"The chief of police of Fairfield has publicly stated, 'I am not in agreement with the sheriff of Butler County. The Fairfield Police Department needs to welcome the immigrant population,' " Robinson said. "We have personally taken them on many trips into the community to create and forge those relationships. The worst-case scenario is a business owner who is unwilling or afraid to contact the police because they're afraid of retribution."
That fear within the Hispanic community has prompted LULAC to set up a toll-free number (877-775-8522) for people who have encountered discrimination. Stories have been pouring in but there's a reluctance to go public, making it impossible for the media to present the truth about what's happening, according to the Rev. Bill Jansen, director of the Hispanic Ministries/Su Casa of the Archdiocese of Cincinnati. Reluctance to speak out is as much about becoming a target as it is about cultural differences, he said.

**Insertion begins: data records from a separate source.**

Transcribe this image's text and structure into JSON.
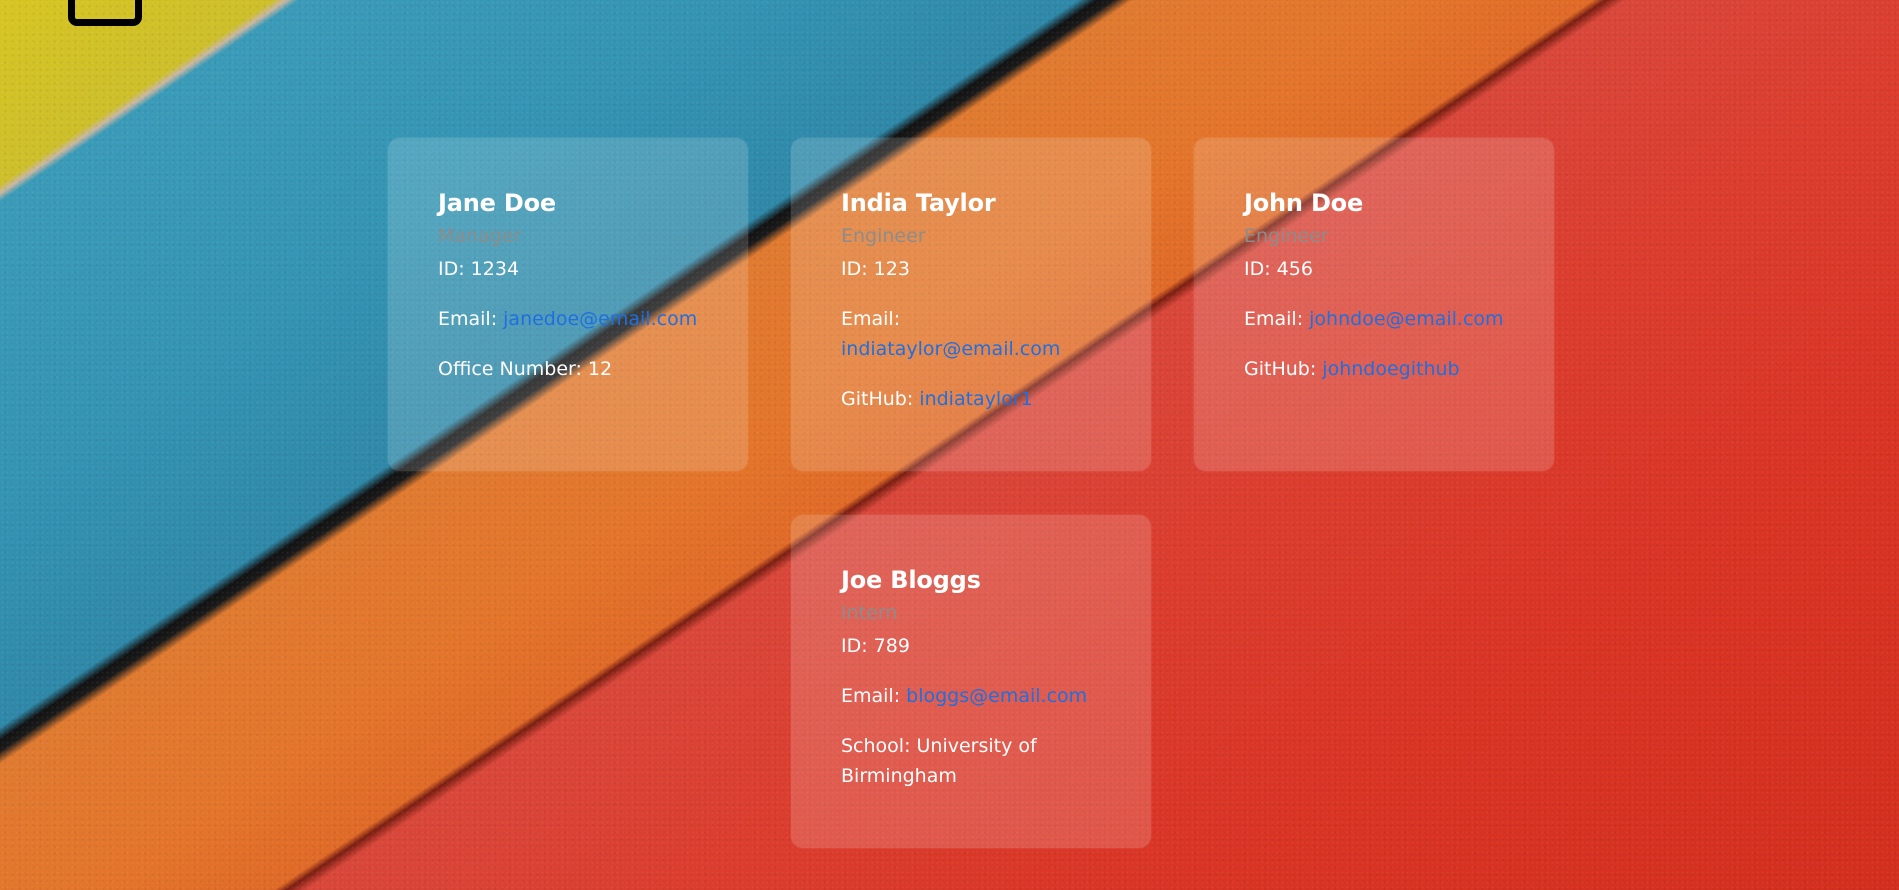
{
  "cards": [
    {
      "name": "Jane Doe",
      "role": "Manager",
      "id_label": "ID: 1234",
      "email_label": "Email: ",
      "email": "janedoe@email.com",
      "extra_label": "Office Number: 12"
    },
    {
      "name": "India Taylor",
      "role": "Engineer",
      "id_label": "ID: 123",
      "email_label": "Email:",
      "email": "indiataylor@email.com",
      "extra_label": "GitHub: ",
      "extra_link": "indiataylor1"
    },
    {
      "name": "John Doe",
      "role": "Engineer",
      "id_label": "ID: 456",
      "email_label": "Email: ",
      "email": "johndoe@email.com",
      "extra_label": "GitHub: ",
      "extra_link": "johndoegithub"
    },
    {
      "name": "Joe Bloggs",
      "role": "Intern",
      "id_label": "ID: 789",
      "email_label": "Email: ",
      "email": "bloggs@email.com",
      "extra_label": "School: University of Birmingham"
    }
  ],
  "colors": {
    "link": "#1f6fe0",
    "role": "#8c8c8c",
    "card_text": "#ffffff"
  }
}
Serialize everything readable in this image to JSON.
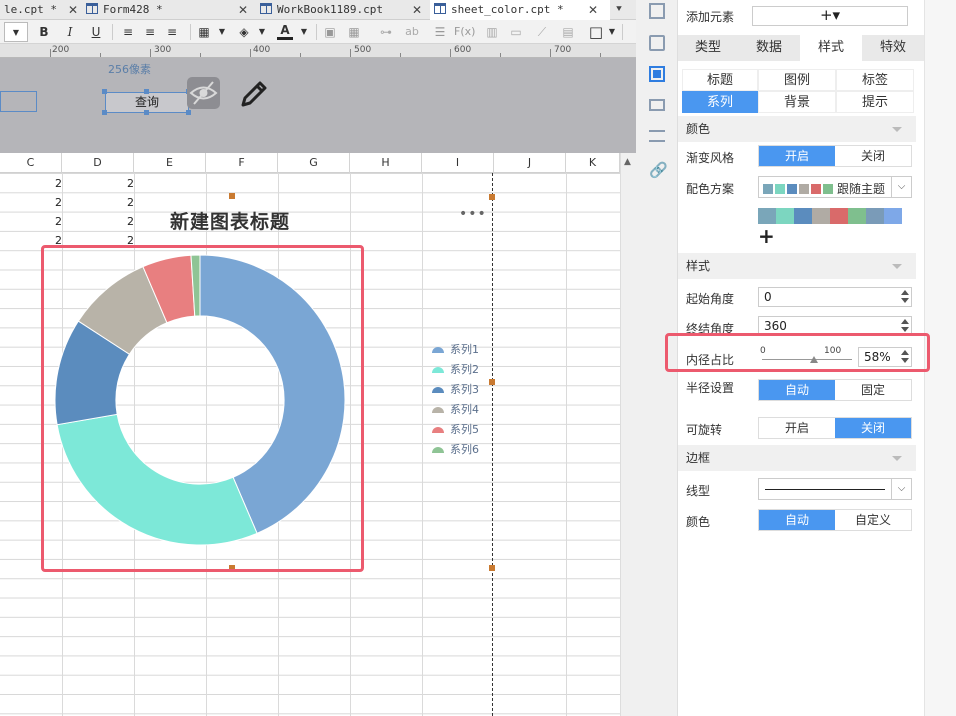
{
  "tabs": [
    {
      "label": "le.cpt *",
      "active": false
    },
    {
      "label": "Form428 *",
      "active": false
    },
    {
      "label": "WorkBook1189.cpt",
      "active": false
    },
    {
      "label": "sheet_color.cpt *",
      "active": true
    }
  ],
  "toolbar": {
    "bold": "B",
    "italic": "I",
    "underline": "U",
    "font_color_letter": "A",
    "formula": "F(x)",
    "ab": "ab"
  },
  "ruler": {
    "labels": [
      "200",
      "300",
      "400",
      "500",
      "600",
      "700"
    ]
  },
  "param": {
    "pixel_label": "256像素",
    "query_button": "查询"
  },
  "columns": [
    "C",
    "D",
    "E",
    "F",
    "G",
    "H",
    "I",
    "J",
    "K"
  ],
  "cell_values": {
    "C": [
      "2",
      "2",
      "2",
      "2"
    ],
    "D": [
      "2",
      "2",
      "2",
      "2"
    ]
  },
  "chart_data": {
    "type": "pie",
    "variant": "donut",
    "title": "新建图表标题",
    "series": [
      {
        "name": "系列1",
        "value": 44.0,
        "color": "#7aa6d4"
      },
      {
        "name": "系列2",
        "value": 29.0,
        "color": "#7de8d8"
      },
      {
        "name": "系列3",
        "value": 12.0,
        "color": "#5b8cbe"
      },
      {
        "name": "系列4",
        "value": 9.5,
        "color": "#b8b3a8"
      },
      {
        "name": "系列5",
        "value": 5.5,
        "color": "#e87f80"
      },
      {
        "name": "系列6",
        "value": 1.0,
        "color": "#8fc495"
      }
    ],
    "start_angle": 0,
    "end_angle": 360,
    "inner_radius_ratio": 0.58,
    "legend_position": "right"
  },
  "chart_more": "•••",
  "panel": {
    "add_element_label": "添加元素",
    "add_element_button": "+▾",
    "top_tabs": [
      {
        "label": "类型",
        "active": false
      },
      {
        "label": "数据",
        "active": false
      },
      {
        "label": "样式",
        "active": true
      },
      {
        "label": "特效",
        "active": false
      }
    ],
    "sub_tabs": [
      {
        "label": "标题",
        "active": false
      },
      {
        "label": "图例",
        "active": false
      },
      {
        "label": "标签",
        "active": false
      },
      {
        "label": "系列",
        "active": true
      },
      {
        "label": "背景",
        "active": false
      },
      {
        "label": "提示",
        "active": false
      }
    ],
    "color_section": "颜色",
    "gradient_label": "渐变风格",
    "gradient_on": "开启",
    "gradient_off": "关闭",
    "scheme_label": "配色方案",
    "scheme_value": "跟随主题",
    "scheme_swatches": [
      "#7aa6b9",
      "#7cd6c0",
      "#5b8cbe",
      "#b0aba4",
      "#d96a6a",
      "#7fbf8e"
    ],
    "palette": [
      "#7aa6b9",
      "#7cd6c0",
      "#5b8cbe",
      "#b0aba4",
      "#d96a6a",
      "#7fbf8e",
      "#7a9bb8",
      "#7ea8e8"
    ],
    "add_color": "+",
    "style_section": "样式",
    "start_angle_label": "起始角度",
    "start_angle_value": "0",
    "end_angle_label": "终结角度",
    "end_angle_value": "360",
    "inner_radius_label": "内径占比",
    "slider_min": "0",
    "slider_max": "100",
    "slider_fraction": 0.58,
    "inner_radius_value": "58%",
    "radius_label": "半径设置",
    "radius_auto": "自动",
    "radius_fixed": "固定",
    "rotate_label": "可旋转",
    "rotate_on": "开启",
    "rotate_off": "关闭",
    "border_section": "边框",
    "line_type_label": "线型",
    "border_color_label": "颜色",
    "border_color_auto": "自动",
    "border_color_custom": "自定义"
  },
  "colors": {
    "accent": "#4a97f0",
    "highlight": "#ec5a6e"
  }
}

"It's a tough situation," Jansen said. "Once an illegal person makes himself public, accusations against the sheriffs in Butler County for example, he is a target by the sheriffs of Butler County. They can be picked up for any reason, put into jail. It's a very delicate situation.
"We have a hard time, when something actually happens, getting them to communicate with the police. We have to go with them ... to make sure they get the right description of the crime. A secondary issue is teaching the recent arrivals how to describe a crime and how to describe a criminal. They don't know how they do that. They say, 'Everyone looks alike.' "
The challenge of communicating, appreciating differences and finding common ground isn't going away any time soon. Livingston closed the forum with that thought about the future.
"The so-called combined number of minorities will constitute a distinctively new American majority," he said. "That is going to happen ready or not. The demographics are there. As we struggle with these issues today in this current environment ... I wonder if we're ready for that reality. I refer to it as the tidal wave that's coming. We have much work to do, and I hope that serves as an imperative to each and every one of us."
To review the findings of the 2006 Human Rights Indicator Survey, visit the Porkopolis blog at citybeat.com.